Web page and app entries:
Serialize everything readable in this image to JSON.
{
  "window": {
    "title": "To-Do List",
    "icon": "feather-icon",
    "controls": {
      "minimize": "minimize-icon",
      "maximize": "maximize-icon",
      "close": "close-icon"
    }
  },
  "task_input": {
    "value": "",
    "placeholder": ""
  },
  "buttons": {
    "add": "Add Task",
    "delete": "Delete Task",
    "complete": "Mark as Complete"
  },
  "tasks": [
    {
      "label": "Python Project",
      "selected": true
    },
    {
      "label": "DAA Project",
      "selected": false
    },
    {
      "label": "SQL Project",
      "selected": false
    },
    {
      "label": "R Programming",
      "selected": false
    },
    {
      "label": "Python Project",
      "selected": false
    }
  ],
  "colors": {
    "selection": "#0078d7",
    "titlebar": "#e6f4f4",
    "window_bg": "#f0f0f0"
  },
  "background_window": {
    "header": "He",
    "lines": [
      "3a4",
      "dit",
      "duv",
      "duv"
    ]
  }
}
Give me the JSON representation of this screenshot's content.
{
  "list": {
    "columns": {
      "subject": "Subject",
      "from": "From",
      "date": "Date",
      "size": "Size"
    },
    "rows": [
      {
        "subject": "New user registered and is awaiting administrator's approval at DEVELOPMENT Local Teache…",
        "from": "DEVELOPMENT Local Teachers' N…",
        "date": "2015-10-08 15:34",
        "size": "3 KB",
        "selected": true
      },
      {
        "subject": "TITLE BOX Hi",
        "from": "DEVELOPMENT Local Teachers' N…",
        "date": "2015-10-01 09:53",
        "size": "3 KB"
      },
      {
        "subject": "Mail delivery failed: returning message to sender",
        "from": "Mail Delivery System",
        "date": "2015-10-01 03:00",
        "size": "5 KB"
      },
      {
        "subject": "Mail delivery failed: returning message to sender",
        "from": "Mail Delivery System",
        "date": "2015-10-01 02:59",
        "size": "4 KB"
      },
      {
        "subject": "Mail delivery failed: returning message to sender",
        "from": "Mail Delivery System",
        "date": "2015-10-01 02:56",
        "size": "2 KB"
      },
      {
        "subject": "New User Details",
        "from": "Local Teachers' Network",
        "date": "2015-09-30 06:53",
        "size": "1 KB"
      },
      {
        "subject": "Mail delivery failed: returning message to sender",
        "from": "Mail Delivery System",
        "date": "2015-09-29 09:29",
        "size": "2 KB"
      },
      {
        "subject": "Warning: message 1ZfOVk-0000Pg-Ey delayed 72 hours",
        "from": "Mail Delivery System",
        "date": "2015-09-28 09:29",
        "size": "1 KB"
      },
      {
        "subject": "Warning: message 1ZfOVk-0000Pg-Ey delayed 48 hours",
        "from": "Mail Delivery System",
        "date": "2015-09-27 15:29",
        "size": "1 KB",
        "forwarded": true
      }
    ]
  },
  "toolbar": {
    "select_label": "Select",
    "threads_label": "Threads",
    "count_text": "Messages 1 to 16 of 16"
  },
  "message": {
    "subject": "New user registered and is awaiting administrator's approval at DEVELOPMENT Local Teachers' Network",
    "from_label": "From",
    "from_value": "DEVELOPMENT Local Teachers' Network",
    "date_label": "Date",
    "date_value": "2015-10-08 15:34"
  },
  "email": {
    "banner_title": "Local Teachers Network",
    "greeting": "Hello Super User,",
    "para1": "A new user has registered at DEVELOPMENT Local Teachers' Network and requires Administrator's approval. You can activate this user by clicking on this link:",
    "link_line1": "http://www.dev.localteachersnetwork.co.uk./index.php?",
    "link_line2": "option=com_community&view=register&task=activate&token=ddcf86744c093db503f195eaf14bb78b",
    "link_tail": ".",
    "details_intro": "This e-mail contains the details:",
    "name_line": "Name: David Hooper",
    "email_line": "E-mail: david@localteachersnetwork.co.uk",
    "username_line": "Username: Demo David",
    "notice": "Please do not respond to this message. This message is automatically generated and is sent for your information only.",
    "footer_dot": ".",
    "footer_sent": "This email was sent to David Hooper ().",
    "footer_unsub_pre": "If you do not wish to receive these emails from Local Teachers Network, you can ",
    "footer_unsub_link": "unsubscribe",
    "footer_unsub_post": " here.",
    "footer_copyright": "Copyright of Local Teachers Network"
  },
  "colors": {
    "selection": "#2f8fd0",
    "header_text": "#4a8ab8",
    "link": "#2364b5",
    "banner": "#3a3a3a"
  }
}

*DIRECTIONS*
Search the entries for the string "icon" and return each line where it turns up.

*SOLUTION TO THIS EXERCISE*
    "icon": "feather-icon",
      "minimize": "minimize-icon",
      "maximize": "maximize-icon",
      "close": "close-icon"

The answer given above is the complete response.